(Dataset rows describing interfaces)
--- START ---

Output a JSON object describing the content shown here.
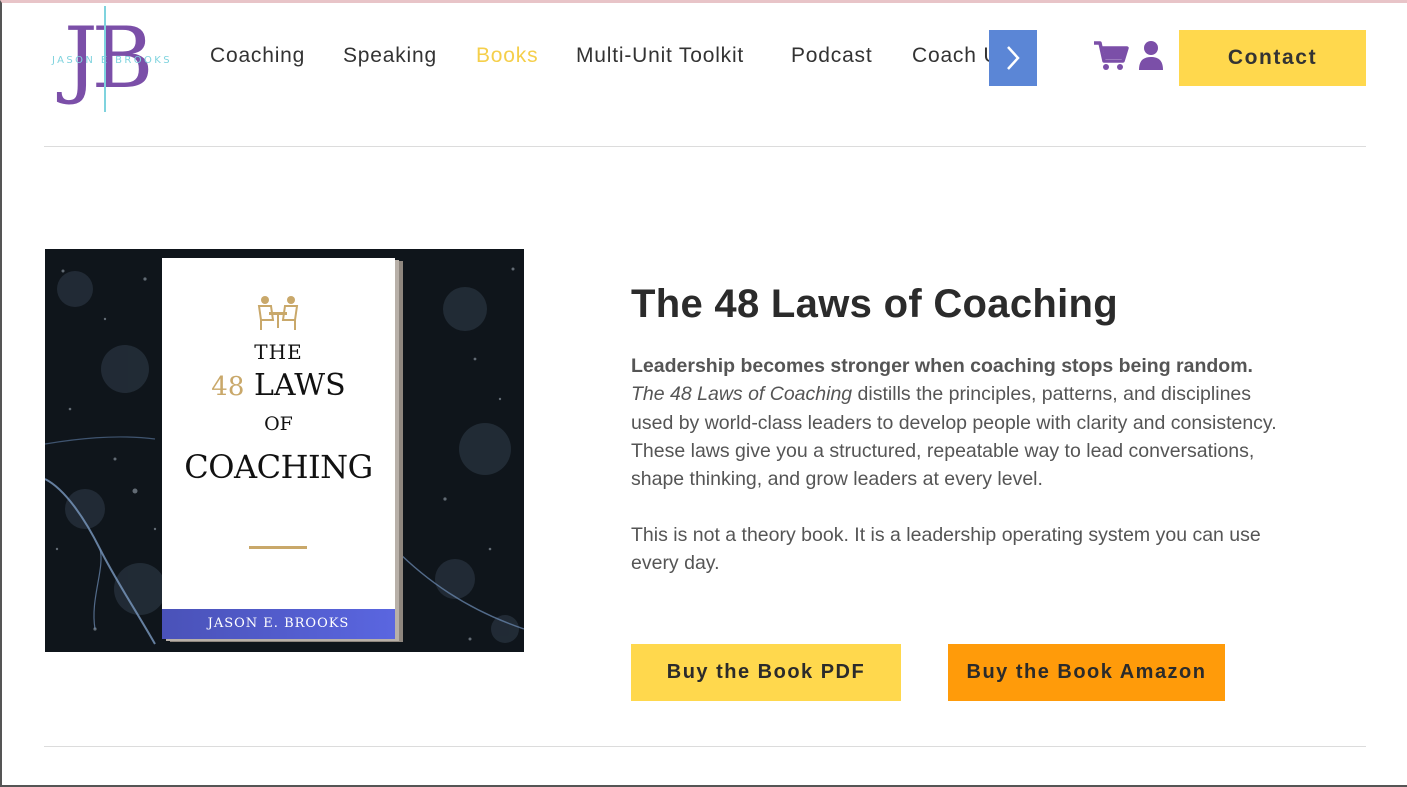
{
  "brand": {
    "monogram": "JB",
    "tagline": "JASON E BROOKS",
    "logo_primary_color": "#7b4fa8",
    "logo_accent_color": "#7fd3de"
  },
  "nav": {
    "items": [
      {
        "label": "Coaching",
        "active": false
      },
      {
        "label": "Speaking",
        "active": false
      },
      {
        "label": "Books",
        "active": true
      },
      {
        "label": "Multi-Unit Toolkit",
        "active": false
      },
      {
        "label": "Podcast",
        "active": false
      },
      {
        "label": "Coach Up",
        "active": false
      }
    ],
    "scroll_icon": "chevron-right-icon",
    "cart_icon": "shopping-cart-icon",
    "account_icon": "user-icon",
    "contact_label": "Contact",
    "active_color": "#f5cf4b"
  },
  "book_cover": {
    "line1": "THE",
    "number": "48",
    "line2": "LAWS",
    "line3": "OF",
    "line4": "COACHING",
    "author": "JASON E. BROOKS",
    "icon": "coaching-table-icon",
    "accent_color": "#c9a86a"
  },
  "product": {
    "title": "The 48 Laws of Coaching",
    "lead": "Leadership becomes stronger when coaching stops being random.",
    "book_name_italic": "The 48 Laws of Coaching",
    "body": " distills the principles, patterns, and disciplines used by world-class leaders to develop people with clarity and consistency. These laws give you a structured, repeatable way to lead conversations, shape thinking, and grow leaders at every level.",
    "body2": "This is not a theory book. It is a leadership operating system you can use every day."
  },
  "actions": {
    "buy_pdf_label": "Buy the Book PDF",
    "buy_amazon_label": "Buy the Book Amazon",
    "pdf_color": "#ffd84d",
    "amazon_color": "#ff9b0a"
  }
}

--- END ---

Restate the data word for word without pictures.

▶ [Reply]
Output a JSON object describing the content shown here.
{
  "brand": {
    "monogram": "JB",
    "tagline": "JASON E BROOKS",
    "logo_primary_color": "#7b4fa8",
    "logo_accent_color": "#7fd3de"
  },
  "nav": {
    "items": [
      {
        "label": "Coaching",
        "active": false
      },
      {
        "label": "Speaking",
        "active": false
      },
      {
        "label": "Books",
        "active": true
      },
      {
        "label": "Multi-Unit Toolkit",
        "active": false
      },
      {
        "label": "Podcast",
        "active": false
      },
      {
        "label": "Coach Up",
        "active": false
      }
    ],
    "scroll_icon": "chevron-right-icon",
    "cart_icon": "shopping-cart-icon",
    "account_icon": "user-icon",
    "contact_label": "Contact",
    "active_color": "#f5cf4b"
  },
  "book_cover": {
    "line1": "THE",
    "number": "48",
    "line2": "LAWS",
    "line3": "OF",
    "line4": "COACHING",
    "author": "JASON E. BROOKS",
    "icon": "coaching-table-icon",
    "accent_color": "#c9a86a"
  },
  "product": {
    "title": "The 48 Laws of Coaching",
    "lead": "Leadership becomes stronger when coaching stops being random.",
    "book_name_italic": "The 48 Laws of Coaching",
    "body": " distills the principles, patterns, and disciplines used by world-class leaders to develop people with clarity and consistency. These laws give you a structured, repeatable way to lead conversations, shape thinking, and grow leaders at every level.",
    "body2": "This is not a theory book. It is a leadership operating system you can use every day."
  },
  "actions": {
    "buy_pdf_label": "Buy the Book PDF",
    "buy_amazon_label": "Buy the Book Amazon",
    "pdf_color": "#ffd84d",
    "amazon_color": "#ff9b0a"
  }
}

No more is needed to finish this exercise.